  • Make your pitch short and to the point. It should be only a couple of paragraphs long, including a sentence or two about you and your past work. You won't be able to fit in all the details you uncovered in your research in your emailed pitch, so choose the most attention-getting. You will need to be able to have all the facts at your command if your pitch leads to a conversation with an editor.
  • Don't use "insider" language or references when you pitch. The same goes for writing for a general audience if you land the assignment. You can safely assume editors and readers of dedicated jazz publications know who "Bird" and "Diz" are – but you must not assume the same at a general interest publication. Be ready to explain who Herbie Hancock is – a sophisticated and funky Grammy-winning jazz pianist, National Endowment of the Arts Jazz Masters and composer who serves as a UNESCO Goodwill Ambassador for Intercultural Dialogue.
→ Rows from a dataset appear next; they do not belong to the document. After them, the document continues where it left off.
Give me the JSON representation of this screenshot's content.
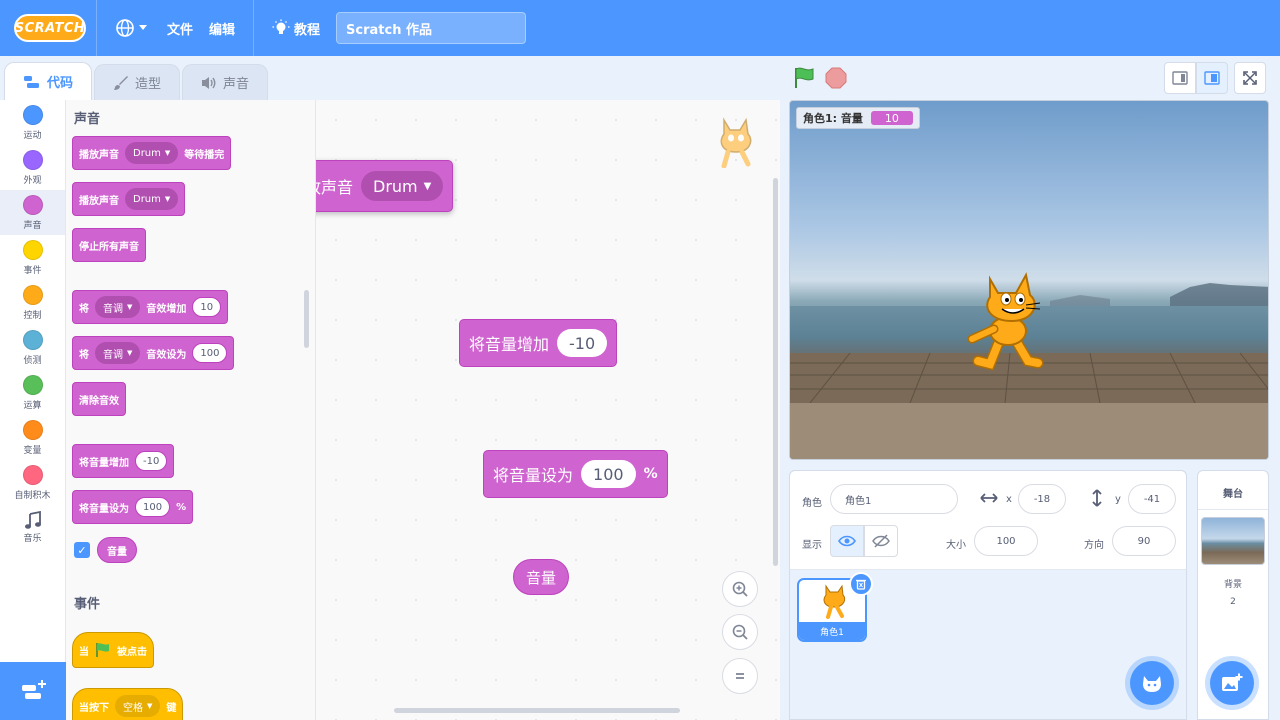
{
  "menu": {
    "logo": "SCRATCH",
    "file": "文件",
    "edit": "编辑",
    "tutorials": "教程",
    "project_title": "Scratch 作品"
  },
  "tabs": [
    {
      "label": "代码",
      "active": true
    },
    {
      "label": "造型",
      "active": false
    },
    {
      "label": "声音",
      "active": false
    }
  ],
  "categories": [
    {
      "label": "运动",
      "color": "#4c97ff"
    },
    {
      "label": "外观",
      "color": "#9966ff"
    },
    {
      "label": "声音",
      "color": "#cf63cf",
      "active": true
    },
    {
      "label": "事件",
      "color": "#ffd500"
    },
    {
      "label": "控制",
      "color": "#ffab19"
    },
    {
      "label": "侦测",
      "color": "#5cb1d6"
    },
    {
      "label": "运算",
      "color": "#59c059"
    },
    {
      "label": "变量",
      "color": "#ff8c1a"
    },
    {
      "label": "自制积木",
      "color": "#ff6680"
    },
    {
      "label": "音乐",
      "icon": "music-note-icon"
    }
  ],
  "palette": {
    "sound_title": "声音",
    "play_until_done": {
      "pre": "播放声音",
      "sound": "Drum",
      "post": "等待播完"
    },
    "start_sound": {
      "pre": "播放声音",
      "sound": "Drum"
    },
    "stop_all": "停止所有声音",
    "change_effect": {
      "pre": "将",
      "effect": "音调",
      "mid": "音效增加",
      "value": "10"
    },
    "set_effect": {
      "pre": "将",
      "effect": "音调",
      "mid": "音效设为",
      "value": "100"
    },
    "clear_effects": "清除音效",
    "change_volume": {
      "label": "将音量增加",
      "value": "-10"
    },
    "set_volume": {
      "label": "将音量设为",
      "value": "100",
      "unit": "%"
    },
    "volume_reporter": "音量",
    "events_title": "事件",
    "when_flag": {
      "pre": "当",
      "post": "被点击"
    },
    "when_key": {
      "pre": "当按下",
      "key": "空格",
      "post": "键"
    }
  },
  "workspace": {
    "start_sound": {
      "pre": "播放声音",
      "sound": "Drum"
    },
    "change_volume": {
      "label": "将音量增加",
      "value": "-10"
    },
    "set_volume": {
      "label": "将音量设为",
      "value": "100",
      "unit": "%"
    },
    "volume_reporter": "音量"
  },
  "stage": {
    "monitor_label": "角色1: 音量",
    "monitor_value": "10"
  },
  "sprite_info": {
    "sprite_label": "角色",
    "sprite_name": "角色1",
    "x_label": "x",
    "x_value": "-18",
    "y_label": "y",
    "y_value": "-41",
    "show_label": "显示",
    "size_label": "大小",
    "size_value": "100",
    "direction_label": "方向",
    "direction_value": "90"
  },
  "sprite_list": [
    {
      "name": "角色1",
      "selected": true
    }
  ],
  "stage_selector": {
    "title": "舞台",
    "backdrops_label": "背景",
    "backdrops_count": "2"
  },
  "colors": {
    "menu_blue": "#4c97ff",
    "sound_purple": "#cf63cf",
    "events_yellow": "#ffbf00"
  }
}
  • Plan and pitch three alternative stories in the same email to give the editor a choice. You might be able to persuade an editor that April is the appropriate month for a comprehensive overview or even package of pieces on jazz in the community -- including a complete schedule of jazz-related events. But you may have better luck getting a first assignment by pitching a very focused feature article, perhaps on a longstanding but little heralded local "jazz hero," (one who is going to get a JJA Award or, if there's none being named in your locale, someone you think deserves recognition). Then you'll just use "Jazz Day/Jazz Month" as a news peg (that is, the story makes reference to Jazz Day/Jazz Month as the reason for running a story on jazz, but the story does not get into details about the worldwide event, instead it focuses on this local manifestation of jazz).
  • If you get a response and the editor wants to know more, be able to make the case, if asked, that jazz is culturally and socially important as well as exciting and fun to listen to. The Jazz Day/Jazz Month "mission statements" from UNESCO and the Mayors' Conference  provide relevant supporting arguments, as does the H.R.57 resolution passed by the U.S. Congress in 1987 ; cite selected quotes.
  • Be ready to speak to the value of jazz in the community's economic life. This is easier to do than it sounds (at least for these purposes). Mayor Michael Nutter provided a good template in his speech to the January 2013 JazzConnect conference in New York City when he listed Philadelphia's jazz venues, jazz radio station, jazz-for-youth institutions, and Philadelphia Jazz Coalition. This translates to savvy editors as "potential audiences/potential advertisers."
  • If you DON'T get a response within a few days, don't be too disappointed. Many editors are too swamped to answer freelancer queries. Send a second note, synopsizing the first -- then don't wait long before making a pitch to another publication. The JazzApril context has a short shelf life. And if, despite your best efforts, you don't get a definite assignment this time and you lack experience, keep reporting on this story just as if you did have an assignment. You may find an outlet for it as April goes on. Or maybe you'll decide to put it on your own site or blog -- or to start one. We believe the news about jazz needs to get out -- and you are probably just the person to get it out there.Back to top